→ Dataset entries:
==*==

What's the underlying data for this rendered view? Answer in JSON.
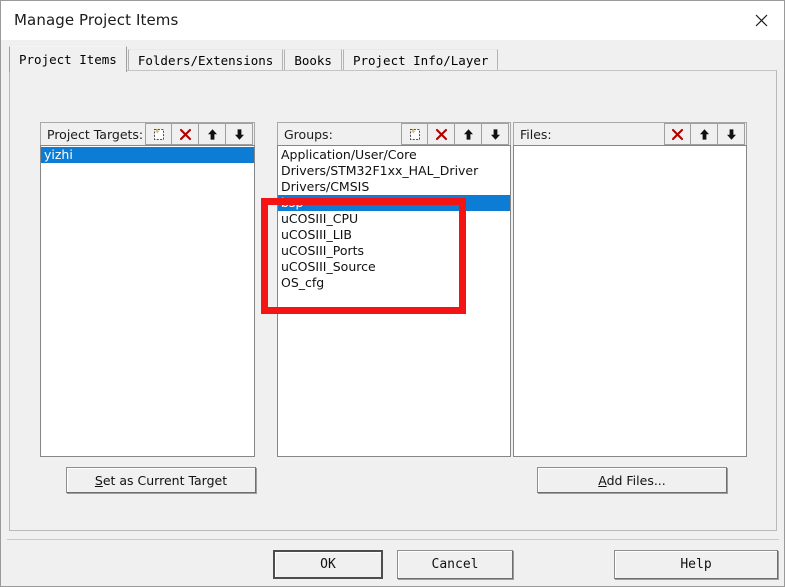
{
  "window": {
    "title": "Manage Project Items",
    "close_icon": "close-icon"
  },
  "tabs": [
    {
      "label": "Project Items",
      "selected": true
    },
    {
      "label": "Folders/Extensions",
      "selected": false
    },
    {
      "label": "Books",
      "selected": false
    },
    {
      "label": "Project Info/Layer",
      "selected": false
    }
  ],
  "columns": {
    "project_targets": {
      "header": "Project Targets:",
      "tools": [
        "new-item-icon",
        "delete-icon",
        "move-up-icon",
        "move-down-icon"
      ],
      "items": [
        {
          "label": "yizhi",
          "selected": true
        }
      ]
    },
    "groups": {
      "header": "Groups:",
      "tools": [
        "new-item-icon",
        "delete-icon",
        "move-up-icon",
        "move-down-icon"
      ],
      "items": [
        {
          "label": "Application/User/Core",
          "selected": false
        },
        {
          "label": "Drivers/STM32F1xx_HAL_Driver",
          "selected": false
        },
        {
          "label": "Drivers/CMSIS",
          "selected": false
        },
        {
          "label": "bsp",
          "selected": true
        },
        {
          "label": "uCOSIII_CPU",
          "selected": false
        },
        {
          "label": "uCOSIII_LIB",
          "selected": false
        },
        {
          "label": "uCOSIII_Ports",
          "selected": false
        },
        {
          "label": "uCOSIII_Source",
          "selected": false
        },
        {
          "label": "OS_cfg",
          "selected": false
        }
      ]
    },
    "files": {
      "header": "Files:",
      "tools": [
        "delete-icon",
        "move-up-icon",
        "move-down-icon"
      ],
      "items": []
    }
  },
  "actions": {
    "set_as_current_target": {
      "pre": "S",
      "post": "et as Current Target"
    },
    "add_files": {
      "pre": "A",
      "post": "dd Files..."
    }
  },
  "footer": {
    "ok": "OK",
    "cancel": "Cancel",
    "help": "Help"
  },
  "colors": {
    "selection_blue": "#0c7cd5",
    "annotation_red": "#f51414",
    "delete_x_red": "#b00000",
    "dialog_face": "#f0f0f0"
  }
}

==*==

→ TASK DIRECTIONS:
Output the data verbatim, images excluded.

→ EXERCISE RESPONSE:
What's the underlying data for this rendered view? Answer in JSON.
{
  "window": {
    "title": "Manage Project Items",
    "close_icon": "close-icon"
  },
  "tabs": [
    {
      "label": "Project Items",
      "selected": true
    },
    {
      "label": "Folders/Extensions",
      "selected": false
    },
    {
      "label": "Books",
      "selected": false
    },
    {
      "label": "Project Info/Layer",
      "selected": false
    }
  ],
  "columns": {
    "project_targets": {
      "header": "Project Targets:",
      "tools": [
        "new-item-icon",
        "delete-icon",
        "move-up-icon",
        "move-down-icon"
      ],
      "items": [
        {
          "label": "yizhi",
          "selected": true
        }
      ]
    },
    "groups": {
      "header": "Groups:",
      "tools": [
        "new-item-icon",
        "delete-icon",
        "move-up-icon",
        "move-down-icon"
      ],
      "items": [
        {
          "label": "Application/User/Core",
          "selected": false
        },
        {
          "label": "Drivers/STM32F1xx_HAL_Driver",
          "selected": false
        },
        {
          "label": "Drivers/CMSIS",
          "selected": false
        },
        {
          "label": "bsp",
          "selected": true
        },
        {
          "label": "uCOSIII_CPU",
          "selected": false
        },
        {
          "label": "uCOSIII_LIB",
          "selected": false
        },
        {
          "label": "uCOSIII_Ports",
          "selected": false
        },
        {
          "label": "uCOSIII_Source",
          "selected": false
        },
        {
          "label": "OS_cfg",
          "selected": false
        }
      ]
    },
    "files": {
      "header": "Files:",
      "tools": [
        "delete-icon",
        "move-up-icon",
        "move-down-icon"
      ],
      "items": []
    }
  },
  "actions": {
    "set_as_current_target": {
      "pre": "S",
      "post": "et as Current Target"
    },
    "add_files": {
      "pre": "A",
      "post": "dd Files..."
    }
  },
  "footer": {
    "ok": "OK",
    "cancel": "Cancel",
    "help": "Help"
  },
  "colors": {
    "selection_blue": "#0c7cd5",
    "annotation_red": "#f51414",
    "delete_x_red": "#b00000",
    "dialog_face": "#f0f0f0"
  }
}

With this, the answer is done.